*What you are asked to do:* Output the records below in full, word for word; pictures do not belong in it.

»»

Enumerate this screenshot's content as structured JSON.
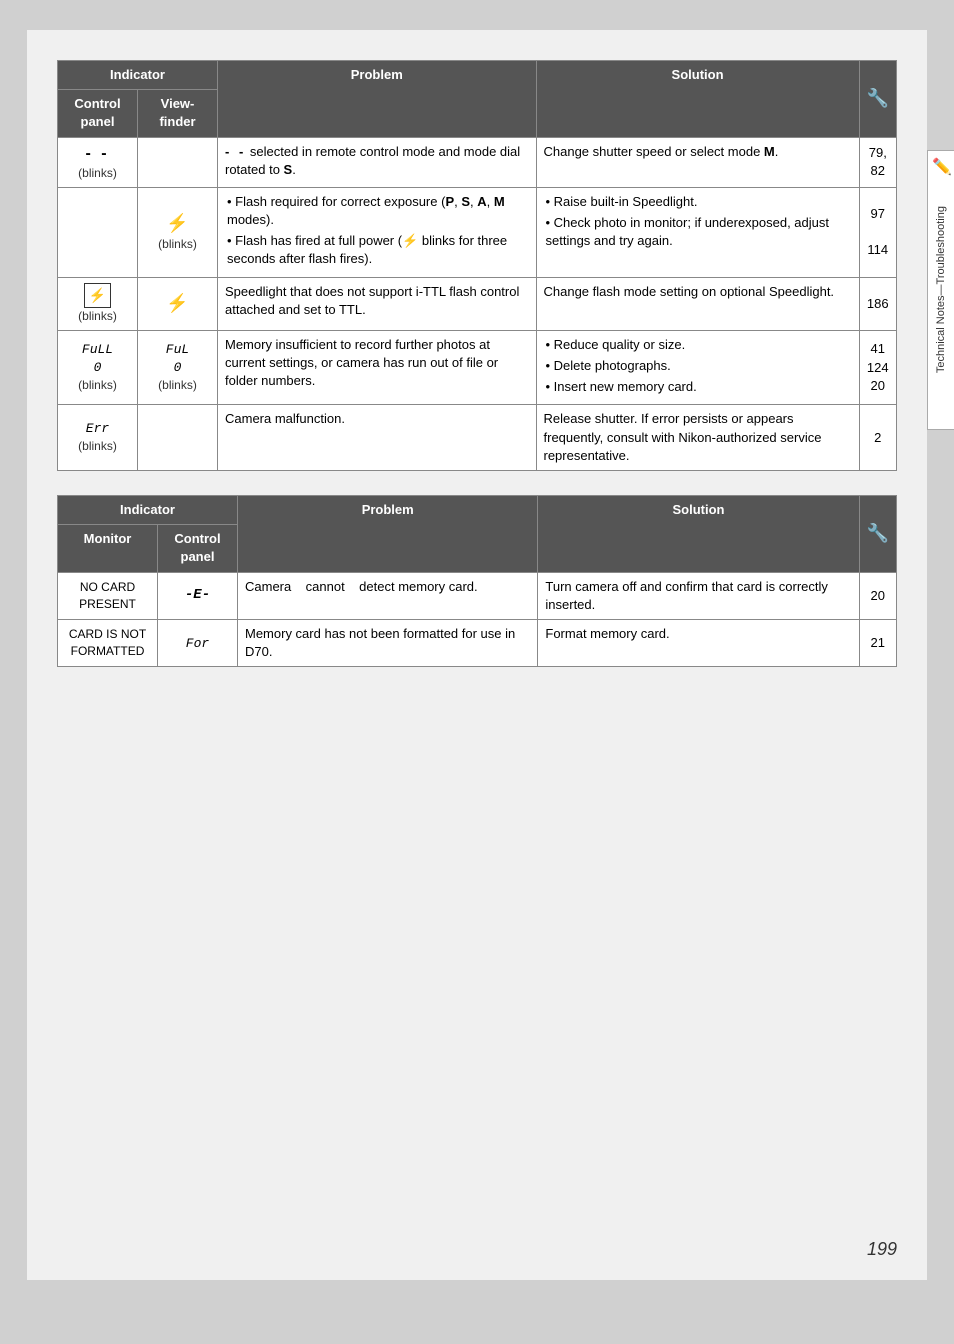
{
  "page": {
    "number": "199",
    "sidebar_label": "Technical Notes—Troubleshooting"
  },
  "table1": {
    "indicator_label": "Indicator",
    "col_control": "Control panel",
    "col_viewfinder": "View-finder",
    "col_problem": "Problem",
    "col_solution": "Solution",
    "rows": [
      {
        "control": "- -\n(blinks)",
        "viewfinder": "",
        "problem": "- - selected in remote control mode and mode dial rotated to S.",
        "solution": "Change shutter speed or select mode M.",
        "page": "79,\n82"
      },
      {
        "control": "",
        "viewfinder": "⚡\n(blinks)",
        "problem_bullets": [
          "Flash required for correct exposure (P, S, A, M modes).",
          "Flash has fired at full power (⚡ blinks for three seconds after flash fires)."
        ],
        "solution_bullets": [
          "Raise built-in Speedlight.",
          "Check photo in monitor; if underexposed, adjust settings and try again."
        ],
        "page": "97\n114"
      },
      {
        "control": "⚡\n(blinks)",
        "viewfinder": "⚡",
        "problem": "Speedlight that does not support i-TTL flash control attached and set to TTL.",
        "solution": "Change flash mode setting on optional Speedlight.",
        "page": "186"
      },
      {
        "control": "FuLL\n0\n(blinks)",
        "viewfinder": "FuL\n0\n(blinks)",
        "problem": "Memory insufficient to record further photos at current settings, or camera has run out of file or folder numbers.",
        "solution_bullets": [
          "Reduce quality or size.",
          "Delete photographs.",
          "Insert new memory card."
        ],
        "page": "41\n124\n20"
      },
      {
        "control": "Err\n(blinks)",
        "viewfinder": "",
        "problem": "Camera malfunction.",
        "solution": "Release shutter. If error persists or appears frequently, consult with Nikon-authorized service representative.",
        "page": "2"
      }
    ]
  },
  "table2": {
    "indicator_label": "Indicator",
    "col_monitor": "Monitor",
    "col_control": "Control panel",
    "col_problem": "Problem",
    "col_solution": "Solution",
    "rows": [
      {
        "monitor": "NO CARD\nPRESENT",
        "control": "-E-",
        "problem": "Camera cannot detect memory card.",
        "solution": "Turn camera off and confirm that card is correctly inserted.",
        "page": "20"
      },
      {
        "monitor": "CARD IS NOT\nFORMATTED",
        "control": "For",
        "problem": "Memory card has not been formatted for use in D70.",
        "solution": "Format memory card.",
        "page": "21"
      }
    ]
  }
}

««

*Task solution:*
Enumerate this screenshot's content as structured JSON.
{
  "page": {
    "number": "199",
    "sidebar_label": "Technical Notes—Troubleshooting"
  },
  "table1": {
    "indicator_label": "Indicator",
    "col_control": "Control panel",
    "col_viewfinder": "View-finder",
    "col_problem": "Problem",
    "col_solution": "Solution",
    "rows": [
      {
        "control": "- -\n(blinks)",
        "viewfinder": "",
        "problem": "- - selected in remote control mode and mode dial rotated to S.",
        "solution": "Change shutter speed or select mode M.",
        "page": "79,\n82"
      },
      {
        "control": "",
        "viewfinder": "⚡\n(blinks)",
        "problem_bullets": [
          "Flash required for correct exposure (P, S, A, M modes).",
          "Flash has fired at full power (⚡ blinks for three seconds after flash fires)."
        ],
        "solution_bullets": [
          "Raise built-in Speedlight.",
          "Check photo in monitor; if underexposed, adjust settings and try again."
        ],
        "page": "97\n114"
      },
      {
        "control": "⚡\n(blinks)",
        "viewfinder": "⚡",
        "problem": "Speedlight that does not support i-TTL flash control attached and set to TTL.",
        "solution": "Change flash mode setting on optional Speedlight.",
        "page": "186"
      },
      {
        "control": "FuLL\n0\n(blinks)",
        "viewfinder": "FuL\n0\n(blinks)",
        "problem": "Memory insufficient to record further photos at current settings, or camera has run out of file or folder numbers.",
        "solution_bullets": [
          "Reduce quality or size.",
          "Delete photographs.",
          "Insert new memory card."
        ],
        "page": "41\n124\n20"
      },
      {
        "control": "Err\n(blinks)",
        "viewfinder": "",
        "problem": "Camera malfunction.",
        "solution": "Release shutter. If error persists or appears frequently, consult with Nikon-authorized service representative.",
        "page": "2"
      }
    ]
  },
  "table2": {
    "indicator_label": "Indicator",
    "col_monitor": "Monitor",
    "col_control": "Control panel",
    "col_problem": "Problem",
    "col_solution": "Solution",
    "rows": [
      {
        "monitor": "NO CARD\nPRESENT",
        "control": "-E-",
        "problem": "Camera cannot detect memory card.",
        "solution": "Turn camera off and confirm that card is correctly inserted.",
        "page": "20"
      },
      {
        "monitor": "CARD IS NOT\nFORMATTED",
        "control": "For",
        "problem": "Memory card has not been formatted for use in D70.",
        "solution": "Format memory card.",
        "page": "21"
      }
    ]
  }
}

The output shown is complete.